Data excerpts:
------------------------------------------------------------------------
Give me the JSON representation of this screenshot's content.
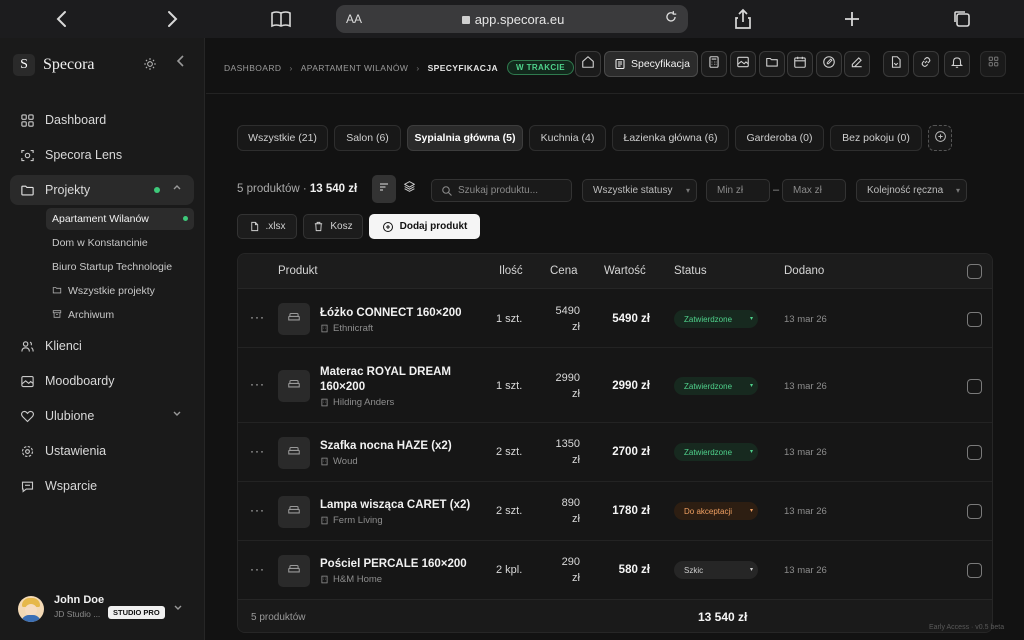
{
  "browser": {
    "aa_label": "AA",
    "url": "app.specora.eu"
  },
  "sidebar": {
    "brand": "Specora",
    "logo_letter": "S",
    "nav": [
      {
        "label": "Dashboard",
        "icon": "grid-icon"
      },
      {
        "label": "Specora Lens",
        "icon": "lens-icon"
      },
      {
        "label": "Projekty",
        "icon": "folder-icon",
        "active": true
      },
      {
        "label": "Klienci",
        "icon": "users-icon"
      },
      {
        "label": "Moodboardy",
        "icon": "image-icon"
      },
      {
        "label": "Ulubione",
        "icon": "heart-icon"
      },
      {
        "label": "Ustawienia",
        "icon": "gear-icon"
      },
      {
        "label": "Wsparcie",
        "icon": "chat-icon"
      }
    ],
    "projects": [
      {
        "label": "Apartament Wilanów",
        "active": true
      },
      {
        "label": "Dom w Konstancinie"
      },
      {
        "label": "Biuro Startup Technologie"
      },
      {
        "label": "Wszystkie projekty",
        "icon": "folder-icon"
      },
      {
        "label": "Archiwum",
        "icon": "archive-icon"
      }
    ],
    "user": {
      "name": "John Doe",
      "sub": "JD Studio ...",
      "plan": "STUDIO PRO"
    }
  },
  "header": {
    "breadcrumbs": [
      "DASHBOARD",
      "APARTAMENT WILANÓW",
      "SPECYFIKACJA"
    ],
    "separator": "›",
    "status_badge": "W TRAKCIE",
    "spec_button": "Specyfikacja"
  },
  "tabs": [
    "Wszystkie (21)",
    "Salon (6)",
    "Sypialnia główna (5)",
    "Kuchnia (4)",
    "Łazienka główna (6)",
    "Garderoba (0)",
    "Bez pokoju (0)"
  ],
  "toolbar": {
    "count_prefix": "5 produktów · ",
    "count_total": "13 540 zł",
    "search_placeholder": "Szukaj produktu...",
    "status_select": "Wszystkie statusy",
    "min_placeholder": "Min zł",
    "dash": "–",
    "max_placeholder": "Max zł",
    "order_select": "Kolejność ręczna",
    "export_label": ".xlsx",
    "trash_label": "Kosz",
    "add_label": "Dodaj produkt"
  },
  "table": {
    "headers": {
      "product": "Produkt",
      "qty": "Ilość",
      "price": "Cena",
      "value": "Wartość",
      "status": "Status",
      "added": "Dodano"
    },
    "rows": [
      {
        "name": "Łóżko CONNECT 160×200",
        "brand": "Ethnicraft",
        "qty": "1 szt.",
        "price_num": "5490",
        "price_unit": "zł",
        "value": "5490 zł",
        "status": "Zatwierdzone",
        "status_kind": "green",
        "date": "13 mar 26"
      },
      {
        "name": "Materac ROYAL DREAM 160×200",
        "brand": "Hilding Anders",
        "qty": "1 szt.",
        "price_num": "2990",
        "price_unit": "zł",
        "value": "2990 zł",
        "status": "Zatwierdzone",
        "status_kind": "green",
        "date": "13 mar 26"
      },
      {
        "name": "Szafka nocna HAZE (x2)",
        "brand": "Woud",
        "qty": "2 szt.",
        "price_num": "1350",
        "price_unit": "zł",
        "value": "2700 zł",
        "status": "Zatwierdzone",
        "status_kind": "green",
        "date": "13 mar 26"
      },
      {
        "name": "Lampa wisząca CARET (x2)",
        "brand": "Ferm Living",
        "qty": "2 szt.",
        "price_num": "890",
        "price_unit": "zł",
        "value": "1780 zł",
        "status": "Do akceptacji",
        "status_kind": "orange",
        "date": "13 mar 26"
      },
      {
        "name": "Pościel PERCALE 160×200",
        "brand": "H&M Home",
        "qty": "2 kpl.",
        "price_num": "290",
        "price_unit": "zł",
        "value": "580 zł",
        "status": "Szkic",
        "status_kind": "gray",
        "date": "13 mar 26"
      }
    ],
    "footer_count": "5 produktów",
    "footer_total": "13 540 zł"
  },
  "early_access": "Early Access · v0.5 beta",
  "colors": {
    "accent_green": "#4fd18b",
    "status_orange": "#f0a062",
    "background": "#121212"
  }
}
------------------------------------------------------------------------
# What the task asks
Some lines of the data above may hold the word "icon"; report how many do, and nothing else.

# Exercise response
10